We survive on small moments.

Since being evicted, I’ve decided to house hop. I want to find this brightness—or newness—you’ve found so I migrate from one house to the next. Somehow you find me, and I think I feel a little bit of that brightness you’ve found.

Lorraine’s throwing a party, you say, and hand me an invitation.

I invite you inside. You back away.

Sorry, Lorraine’s waiting.

We survive on disappointments.

I find a dress in someone’s basement that fits and heels that I hope I can walk in. Your house is somehow crowded by the time I arrive. Lorraine is wearing a pink tutu over a red leather catsuit, and she’s surrounded by other mannequins I recognize from department stories and the sex shop. Even the one from the auto body shop is here. I make my way over to him and try to start a conversation, but he doesn’t respond, so I lean against him and imagine our lives together.

We survive on possibilities.

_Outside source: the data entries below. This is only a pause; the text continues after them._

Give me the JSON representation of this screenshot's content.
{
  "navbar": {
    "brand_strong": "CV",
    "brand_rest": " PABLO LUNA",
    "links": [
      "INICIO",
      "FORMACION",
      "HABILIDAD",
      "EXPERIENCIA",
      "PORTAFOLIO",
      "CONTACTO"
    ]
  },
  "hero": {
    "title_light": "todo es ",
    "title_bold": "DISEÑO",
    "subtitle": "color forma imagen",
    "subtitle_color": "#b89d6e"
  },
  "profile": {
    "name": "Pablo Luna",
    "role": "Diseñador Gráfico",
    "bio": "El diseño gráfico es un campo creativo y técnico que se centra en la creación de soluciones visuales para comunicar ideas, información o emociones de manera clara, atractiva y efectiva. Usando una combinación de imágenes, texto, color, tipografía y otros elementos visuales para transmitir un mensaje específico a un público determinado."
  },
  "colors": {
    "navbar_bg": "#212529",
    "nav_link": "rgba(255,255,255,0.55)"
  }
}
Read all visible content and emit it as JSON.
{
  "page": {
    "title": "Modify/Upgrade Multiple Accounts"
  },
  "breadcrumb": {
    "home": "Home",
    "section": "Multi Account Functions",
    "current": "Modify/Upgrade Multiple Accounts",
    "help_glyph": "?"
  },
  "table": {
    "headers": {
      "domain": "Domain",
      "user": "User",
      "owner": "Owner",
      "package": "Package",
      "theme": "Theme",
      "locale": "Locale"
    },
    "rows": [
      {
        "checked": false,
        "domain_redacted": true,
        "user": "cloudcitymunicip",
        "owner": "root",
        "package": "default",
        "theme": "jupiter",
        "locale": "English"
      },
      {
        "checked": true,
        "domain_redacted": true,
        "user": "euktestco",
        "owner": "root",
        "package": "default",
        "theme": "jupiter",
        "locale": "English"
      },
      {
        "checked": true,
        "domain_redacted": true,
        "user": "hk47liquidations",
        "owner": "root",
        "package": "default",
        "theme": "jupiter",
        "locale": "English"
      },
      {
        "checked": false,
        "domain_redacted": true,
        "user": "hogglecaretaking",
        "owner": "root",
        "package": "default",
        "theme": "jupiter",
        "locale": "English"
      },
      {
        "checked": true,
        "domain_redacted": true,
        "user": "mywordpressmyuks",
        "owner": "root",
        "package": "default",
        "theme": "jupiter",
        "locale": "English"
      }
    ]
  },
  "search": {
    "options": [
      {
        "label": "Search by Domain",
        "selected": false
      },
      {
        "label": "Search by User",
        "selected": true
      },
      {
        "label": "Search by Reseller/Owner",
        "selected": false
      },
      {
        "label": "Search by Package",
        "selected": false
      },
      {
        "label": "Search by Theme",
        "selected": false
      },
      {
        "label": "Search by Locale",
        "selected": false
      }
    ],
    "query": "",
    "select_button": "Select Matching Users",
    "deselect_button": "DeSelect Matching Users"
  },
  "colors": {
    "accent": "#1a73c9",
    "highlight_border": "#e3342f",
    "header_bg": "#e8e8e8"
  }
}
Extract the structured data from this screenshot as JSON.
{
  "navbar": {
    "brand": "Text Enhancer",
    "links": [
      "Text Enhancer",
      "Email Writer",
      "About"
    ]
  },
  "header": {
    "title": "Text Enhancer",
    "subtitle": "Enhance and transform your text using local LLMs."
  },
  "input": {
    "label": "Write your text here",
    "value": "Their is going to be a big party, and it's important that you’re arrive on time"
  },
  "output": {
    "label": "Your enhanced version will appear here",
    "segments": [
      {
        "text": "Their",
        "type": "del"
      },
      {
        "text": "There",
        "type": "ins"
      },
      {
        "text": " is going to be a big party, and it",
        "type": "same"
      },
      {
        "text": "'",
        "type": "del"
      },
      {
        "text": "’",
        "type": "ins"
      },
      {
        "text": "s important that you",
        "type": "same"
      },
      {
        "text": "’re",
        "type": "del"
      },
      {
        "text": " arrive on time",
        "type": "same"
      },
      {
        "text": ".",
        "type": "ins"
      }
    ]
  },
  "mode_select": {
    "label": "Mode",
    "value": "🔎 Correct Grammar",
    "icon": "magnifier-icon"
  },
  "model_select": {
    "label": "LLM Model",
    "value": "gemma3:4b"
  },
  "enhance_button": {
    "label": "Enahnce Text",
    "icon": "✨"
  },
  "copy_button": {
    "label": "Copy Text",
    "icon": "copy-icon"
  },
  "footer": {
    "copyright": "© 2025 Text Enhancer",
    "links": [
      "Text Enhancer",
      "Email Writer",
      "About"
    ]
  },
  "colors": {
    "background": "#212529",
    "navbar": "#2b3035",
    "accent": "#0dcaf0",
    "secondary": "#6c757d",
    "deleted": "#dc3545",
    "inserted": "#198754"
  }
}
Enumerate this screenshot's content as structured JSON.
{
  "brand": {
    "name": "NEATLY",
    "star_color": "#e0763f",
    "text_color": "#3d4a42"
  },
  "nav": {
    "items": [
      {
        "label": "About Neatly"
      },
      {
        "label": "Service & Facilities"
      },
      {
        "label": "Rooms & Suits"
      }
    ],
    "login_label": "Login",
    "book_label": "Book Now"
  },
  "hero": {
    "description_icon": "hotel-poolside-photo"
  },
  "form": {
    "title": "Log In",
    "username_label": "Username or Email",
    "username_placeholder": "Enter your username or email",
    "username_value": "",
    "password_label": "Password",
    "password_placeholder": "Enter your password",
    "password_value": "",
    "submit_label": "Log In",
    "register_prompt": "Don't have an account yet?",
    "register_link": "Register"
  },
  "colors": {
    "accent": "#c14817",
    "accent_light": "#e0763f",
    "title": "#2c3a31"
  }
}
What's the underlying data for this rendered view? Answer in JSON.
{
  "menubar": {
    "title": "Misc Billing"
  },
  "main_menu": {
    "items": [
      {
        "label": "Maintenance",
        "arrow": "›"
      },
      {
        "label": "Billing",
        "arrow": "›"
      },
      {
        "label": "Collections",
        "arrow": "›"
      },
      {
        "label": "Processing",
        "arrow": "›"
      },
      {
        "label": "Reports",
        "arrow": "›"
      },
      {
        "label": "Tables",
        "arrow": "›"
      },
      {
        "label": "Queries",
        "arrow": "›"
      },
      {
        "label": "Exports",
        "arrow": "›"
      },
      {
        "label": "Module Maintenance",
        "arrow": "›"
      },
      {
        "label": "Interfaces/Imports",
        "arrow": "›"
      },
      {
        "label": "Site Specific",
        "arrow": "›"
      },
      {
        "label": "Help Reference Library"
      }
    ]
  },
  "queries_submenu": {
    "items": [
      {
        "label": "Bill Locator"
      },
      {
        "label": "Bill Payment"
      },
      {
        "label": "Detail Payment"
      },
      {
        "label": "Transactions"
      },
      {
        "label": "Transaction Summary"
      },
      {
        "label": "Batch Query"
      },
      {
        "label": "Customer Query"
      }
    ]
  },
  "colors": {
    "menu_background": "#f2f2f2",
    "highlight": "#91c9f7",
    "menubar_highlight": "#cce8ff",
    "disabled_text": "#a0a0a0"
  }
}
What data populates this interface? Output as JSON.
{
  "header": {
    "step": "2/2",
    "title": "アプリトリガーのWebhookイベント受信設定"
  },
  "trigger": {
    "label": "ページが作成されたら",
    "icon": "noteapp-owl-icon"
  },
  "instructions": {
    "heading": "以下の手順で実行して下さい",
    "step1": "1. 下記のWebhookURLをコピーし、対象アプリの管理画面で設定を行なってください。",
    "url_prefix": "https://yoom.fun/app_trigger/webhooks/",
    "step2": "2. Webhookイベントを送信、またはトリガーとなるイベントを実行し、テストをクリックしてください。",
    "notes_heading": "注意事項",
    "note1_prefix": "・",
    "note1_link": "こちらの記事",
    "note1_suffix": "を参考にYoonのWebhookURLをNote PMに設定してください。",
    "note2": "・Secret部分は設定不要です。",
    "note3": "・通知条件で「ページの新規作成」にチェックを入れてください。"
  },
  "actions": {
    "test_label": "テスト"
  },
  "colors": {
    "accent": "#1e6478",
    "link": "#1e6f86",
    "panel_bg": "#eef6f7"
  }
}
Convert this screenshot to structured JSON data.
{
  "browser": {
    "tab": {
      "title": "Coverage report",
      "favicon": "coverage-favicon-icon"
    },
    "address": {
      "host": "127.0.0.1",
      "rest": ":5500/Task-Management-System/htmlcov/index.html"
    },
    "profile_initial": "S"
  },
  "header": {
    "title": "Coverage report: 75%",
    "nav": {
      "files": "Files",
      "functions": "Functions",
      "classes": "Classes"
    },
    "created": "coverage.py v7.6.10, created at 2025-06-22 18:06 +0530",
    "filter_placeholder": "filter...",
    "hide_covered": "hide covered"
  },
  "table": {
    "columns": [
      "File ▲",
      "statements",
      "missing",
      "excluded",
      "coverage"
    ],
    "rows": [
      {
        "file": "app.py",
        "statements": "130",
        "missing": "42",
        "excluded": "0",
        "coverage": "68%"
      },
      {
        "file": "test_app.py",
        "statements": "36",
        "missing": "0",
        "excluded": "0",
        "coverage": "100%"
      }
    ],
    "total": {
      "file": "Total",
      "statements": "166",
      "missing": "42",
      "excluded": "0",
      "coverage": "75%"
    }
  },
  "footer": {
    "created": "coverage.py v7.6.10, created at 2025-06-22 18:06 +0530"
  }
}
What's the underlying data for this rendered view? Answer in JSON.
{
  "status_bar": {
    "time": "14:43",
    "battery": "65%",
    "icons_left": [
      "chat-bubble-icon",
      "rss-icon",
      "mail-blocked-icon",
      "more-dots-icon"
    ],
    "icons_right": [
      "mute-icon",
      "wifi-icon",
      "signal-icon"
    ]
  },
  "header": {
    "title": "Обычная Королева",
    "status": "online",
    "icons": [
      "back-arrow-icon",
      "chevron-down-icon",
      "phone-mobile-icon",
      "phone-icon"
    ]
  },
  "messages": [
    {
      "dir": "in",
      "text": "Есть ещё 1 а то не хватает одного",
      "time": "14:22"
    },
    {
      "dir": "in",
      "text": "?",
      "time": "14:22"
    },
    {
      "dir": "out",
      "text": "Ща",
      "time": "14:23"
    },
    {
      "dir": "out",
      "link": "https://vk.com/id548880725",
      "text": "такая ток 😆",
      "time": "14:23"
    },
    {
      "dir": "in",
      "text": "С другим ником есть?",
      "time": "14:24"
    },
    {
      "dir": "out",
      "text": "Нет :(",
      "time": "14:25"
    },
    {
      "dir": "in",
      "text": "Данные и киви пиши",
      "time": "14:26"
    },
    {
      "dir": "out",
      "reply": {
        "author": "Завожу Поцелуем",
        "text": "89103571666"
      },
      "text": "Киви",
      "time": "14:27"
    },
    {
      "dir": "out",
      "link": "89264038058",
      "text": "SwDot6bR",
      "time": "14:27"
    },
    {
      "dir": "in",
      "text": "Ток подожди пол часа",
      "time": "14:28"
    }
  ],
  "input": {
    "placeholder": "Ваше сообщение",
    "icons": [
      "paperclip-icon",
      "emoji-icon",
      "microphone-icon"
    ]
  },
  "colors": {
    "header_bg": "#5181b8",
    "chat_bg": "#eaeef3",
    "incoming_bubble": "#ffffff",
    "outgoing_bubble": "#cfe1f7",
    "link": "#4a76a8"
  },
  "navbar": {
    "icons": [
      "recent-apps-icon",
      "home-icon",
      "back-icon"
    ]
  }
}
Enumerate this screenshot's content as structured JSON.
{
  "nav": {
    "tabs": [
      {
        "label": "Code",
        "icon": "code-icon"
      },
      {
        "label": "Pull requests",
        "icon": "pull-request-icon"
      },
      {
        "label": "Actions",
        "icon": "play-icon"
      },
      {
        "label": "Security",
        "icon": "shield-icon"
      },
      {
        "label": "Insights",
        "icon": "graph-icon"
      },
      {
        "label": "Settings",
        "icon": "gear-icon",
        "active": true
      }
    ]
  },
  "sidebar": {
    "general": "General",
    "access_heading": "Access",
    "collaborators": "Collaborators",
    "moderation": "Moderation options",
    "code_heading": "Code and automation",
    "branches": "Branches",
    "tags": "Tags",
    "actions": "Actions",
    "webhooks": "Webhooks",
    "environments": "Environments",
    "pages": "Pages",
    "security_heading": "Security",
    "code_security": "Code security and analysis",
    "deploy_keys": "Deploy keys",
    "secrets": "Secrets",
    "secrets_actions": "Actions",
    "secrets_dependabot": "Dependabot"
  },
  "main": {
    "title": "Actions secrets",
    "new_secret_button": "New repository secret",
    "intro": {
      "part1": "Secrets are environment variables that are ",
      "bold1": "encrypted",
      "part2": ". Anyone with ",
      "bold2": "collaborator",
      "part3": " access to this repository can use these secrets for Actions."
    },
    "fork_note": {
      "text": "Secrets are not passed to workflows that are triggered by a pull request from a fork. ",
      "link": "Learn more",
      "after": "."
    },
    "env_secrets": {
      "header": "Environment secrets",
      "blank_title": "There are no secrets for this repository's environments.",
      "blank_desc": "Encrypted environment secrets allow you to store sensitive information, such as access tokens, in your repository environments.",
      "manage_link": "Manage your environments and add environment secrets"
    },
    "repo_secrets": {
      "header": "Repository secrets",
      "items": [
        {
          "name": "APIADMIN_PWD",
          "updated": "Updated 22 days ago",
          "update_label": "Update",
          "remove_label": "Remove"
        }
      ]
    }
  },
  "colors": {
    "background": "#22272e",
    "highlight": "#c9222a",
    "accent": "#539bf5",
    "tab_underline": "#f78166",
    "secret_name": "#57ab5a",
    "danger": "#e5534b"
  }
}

My husband—the mannequin from the auto body shop—would address me as his partner instead of wife. He would take my last name, never comment on my age, how many pills I take, the diapers I’ll eventually need. He’d hold my hand, kiss me often, and tell me how much he loves me. He’d tell me he loves me so often that I’d forget about the party, Lorraine, and you asking Lorraine to marry you.

We survive on the promise of the future.

You invite me to the wedding, and I come. Lorraine wears a white pantsuit and you—a wedding gown. The mannequin from the auto body shop is there but he sits far away from me. You whisper your vows, kiss Lorraine, and announce that you are now Mr. Lorraine. You thank everyone for coming. You thank me for coming. I have a few drinks and make my way to the backyard. You find me, like you always do, and ask if you can have a taste.

We survive on missed opportunities.

You ask why we—I tell you I don’t know. That’s a lie, but you’ve had one too many, and this conversation seems inappropriate on your wedding night. I tell you I’m leaving, and you tell me you know. You say you’ve noticed all the times I’ve moved, each time farther away from you; how I flirted with the guy from the auto body shop only to now pretend he doesn’t exist.

I tell you I think you’re beautiful. Handsome. That I don’t know which you would prefer.

I guess that’s why we never—

I press my finger to your lips. You’re crying, which shouldn’t be happening. I look for Lorraine. You grab my hand and I know, if you asked me to stay, my answer would destroy everything.


K.B. Carle lives and writes outside of Philadelphia, Pennsylvania. Her stories have appeared in HAD Magazine, Good River Review, Waxwing Magazine, and have been nominated for Best of the Net, Best Small Fictions, and the Pushcart Prize. She can be found online at or on Twitter @kbcarle.